TASK DESCRIPTION
Extract each line holding the word "icon" from the entries.

Top of MATERIAL FOR THIS TASK

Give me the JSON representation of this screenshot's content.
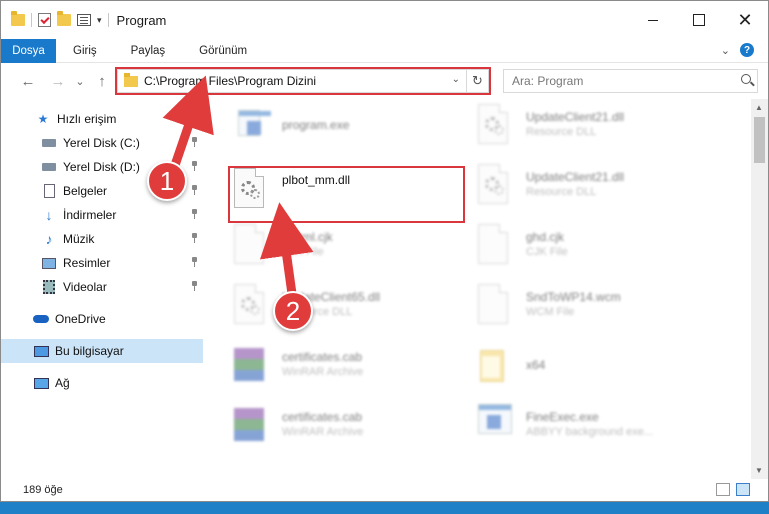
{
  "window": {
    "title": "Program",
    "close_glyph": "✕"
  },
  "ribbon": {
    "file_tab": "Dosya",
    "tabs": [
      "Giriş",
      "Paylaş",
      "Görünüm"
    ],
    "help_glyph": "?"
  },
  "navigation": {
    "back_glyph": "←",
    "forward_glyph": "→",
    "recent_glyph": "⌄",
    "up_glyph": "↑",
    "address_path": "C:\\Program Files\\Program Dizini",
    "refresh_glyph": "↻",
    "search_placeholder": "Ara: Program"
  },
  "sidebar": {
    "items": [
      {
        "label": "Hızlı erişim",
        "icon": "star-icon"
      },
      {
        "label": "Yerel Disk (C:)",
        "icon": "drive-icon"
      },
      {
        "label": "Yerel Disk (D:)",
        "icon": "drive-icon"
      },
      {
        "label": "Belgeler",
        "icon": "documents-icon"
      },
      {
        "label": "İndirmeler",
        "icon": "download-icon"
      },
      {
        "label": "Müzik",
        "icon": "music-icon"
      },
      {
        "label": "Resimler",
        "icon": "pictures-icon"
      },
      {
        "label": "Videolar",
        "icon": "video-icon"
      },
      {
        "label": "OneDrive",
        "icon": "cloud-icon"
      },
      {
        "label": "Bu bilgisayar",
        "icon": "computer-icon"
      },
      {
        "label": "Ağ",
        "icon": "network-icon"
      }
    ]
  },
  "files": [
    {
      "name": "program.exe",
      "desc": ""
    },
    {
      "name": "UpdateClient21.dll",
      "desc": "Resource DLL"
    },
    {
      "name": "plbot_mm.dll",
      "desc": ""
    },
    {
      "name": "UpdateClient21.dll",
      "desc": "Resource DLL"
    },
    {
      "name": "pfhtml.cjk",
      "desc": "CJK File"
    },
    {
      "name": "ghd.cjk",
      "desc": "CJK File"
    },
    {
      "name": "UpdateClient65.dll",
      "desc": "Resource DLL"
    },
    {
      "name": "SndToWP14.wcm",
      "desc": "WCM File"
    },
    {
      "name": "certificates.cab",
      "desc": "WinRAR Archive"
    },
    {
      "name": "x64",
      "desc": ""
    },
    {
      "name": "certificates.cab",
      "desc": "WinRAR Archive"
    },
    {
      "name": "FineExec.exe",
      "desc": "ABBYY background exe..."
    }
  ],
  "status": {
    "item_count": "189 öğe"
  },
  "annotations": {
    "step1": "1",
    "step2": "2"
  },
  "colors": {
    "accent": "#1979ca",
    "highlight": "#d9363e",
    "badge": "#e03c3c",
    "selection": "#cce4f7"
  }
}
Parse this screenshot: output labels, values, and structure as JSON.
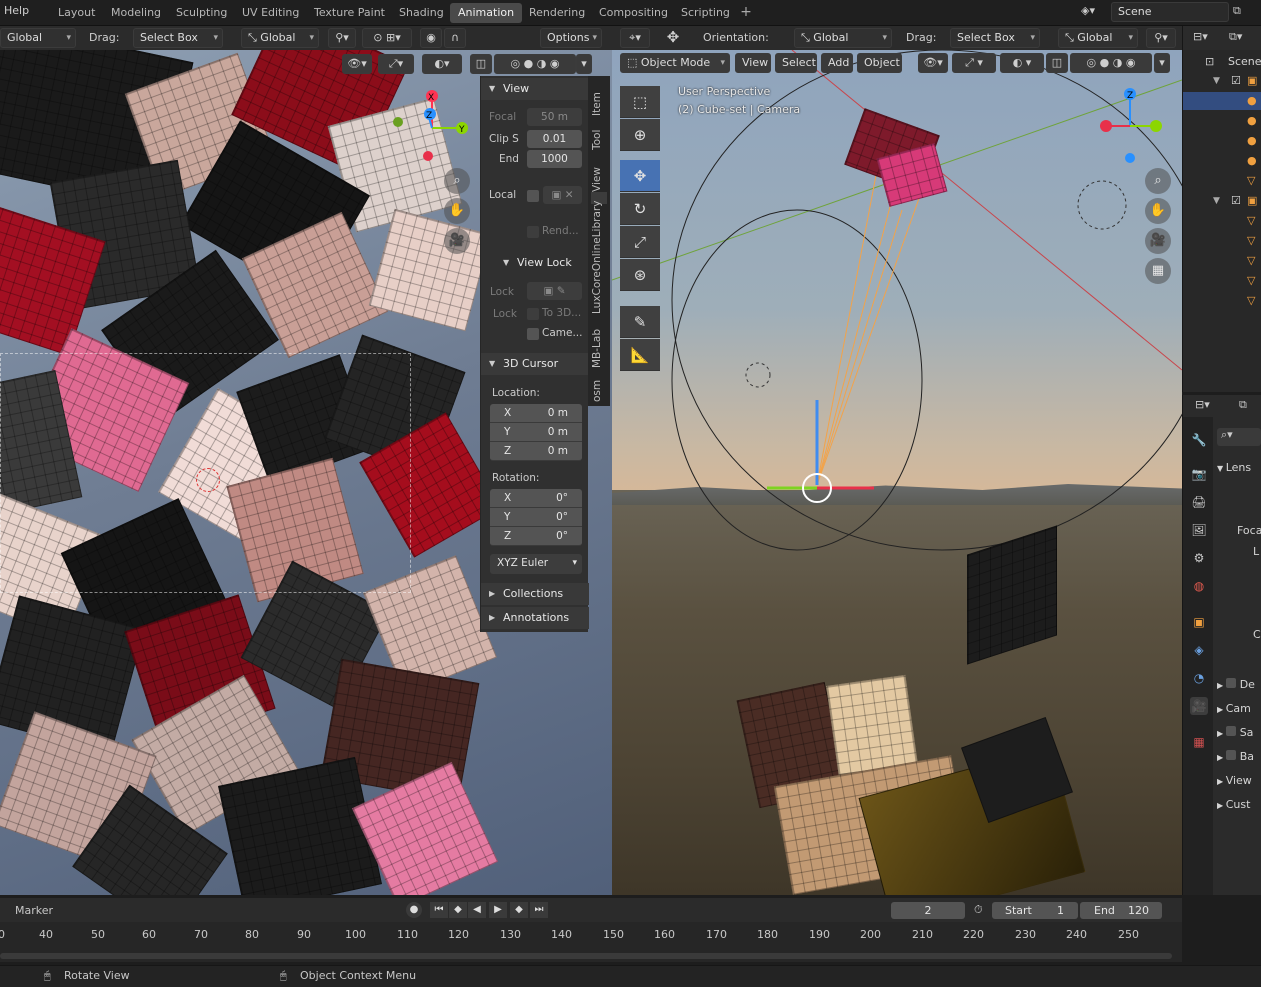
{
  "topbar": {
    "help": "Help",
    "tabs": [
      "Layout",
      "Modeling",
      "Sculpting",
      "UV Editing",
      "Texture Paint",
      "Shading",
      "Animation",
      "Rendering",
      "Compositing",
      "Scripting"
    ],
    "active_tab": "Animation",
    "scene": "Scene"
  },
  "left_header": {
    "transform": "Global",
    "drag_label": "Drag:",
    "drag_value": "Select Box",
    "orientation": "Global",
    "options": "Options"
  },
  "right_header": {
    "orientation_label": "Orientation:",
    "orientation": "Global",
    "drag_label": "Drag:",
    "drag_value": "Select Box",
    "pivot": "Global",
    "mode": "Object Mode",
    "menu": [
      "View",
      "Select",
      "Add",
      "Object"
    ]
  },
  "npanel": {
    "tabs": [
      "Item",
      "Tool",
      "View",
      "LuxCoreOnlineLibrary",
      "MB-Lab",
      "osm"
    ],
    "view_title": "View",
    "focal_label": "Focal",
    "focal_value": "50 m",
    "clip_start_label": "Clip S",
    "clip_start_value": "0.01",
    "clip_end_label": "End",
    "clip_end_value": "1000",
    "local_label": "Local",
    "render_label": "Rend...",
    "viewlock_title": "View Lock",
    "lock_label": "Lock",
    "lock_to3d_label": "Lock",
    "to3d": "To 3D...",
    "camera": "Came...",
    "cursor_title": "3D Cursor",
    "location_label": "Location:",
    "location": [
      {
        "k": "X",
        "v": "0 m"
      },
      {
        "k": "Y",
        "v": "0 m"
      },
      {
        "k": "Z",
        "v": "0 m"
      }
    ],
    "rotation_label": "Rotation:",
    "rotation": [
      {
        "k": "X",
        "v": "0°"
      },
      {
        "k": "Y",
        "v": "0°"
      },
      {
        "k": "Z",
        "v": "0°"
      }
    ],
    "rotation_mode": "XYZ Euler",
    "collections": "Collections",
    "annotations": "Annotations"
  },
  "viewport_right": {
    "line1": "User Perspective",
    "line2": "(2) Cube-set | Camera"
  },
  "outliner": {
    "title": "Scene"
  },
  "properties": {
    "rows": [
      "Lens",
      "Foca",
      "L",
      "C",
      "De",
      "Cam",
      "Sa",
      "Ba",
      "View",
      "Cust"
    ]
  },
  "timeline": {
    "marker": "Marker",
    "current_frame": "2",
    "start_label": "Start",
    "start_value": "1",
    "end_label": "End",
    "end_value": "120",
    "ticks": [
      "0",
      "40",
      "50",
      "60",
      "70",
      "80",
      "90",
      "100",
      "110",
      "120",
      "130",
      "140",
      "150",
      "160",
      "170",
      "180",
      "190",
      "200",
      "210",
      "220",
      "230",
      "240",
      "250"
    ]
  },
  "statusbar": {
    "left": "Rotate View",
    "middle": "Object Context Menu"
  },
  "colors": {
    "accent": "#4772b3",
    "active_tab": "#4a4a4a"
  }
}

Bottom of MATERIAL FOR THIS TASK

EXERCISE ANSWER
        "icon": "star-icon"
        "icon": "drive-icon"
        "icon": "drive-icon"
        "icon": "documents-icon"
        "icon": "download-icon"
        "icon": "music-icon"
        "icon": "pictures-icon"
        "icon": "video-icon"
        "icon": "cloud-icon"
        "icon": "computer-icon"
        "icon": "network-icon"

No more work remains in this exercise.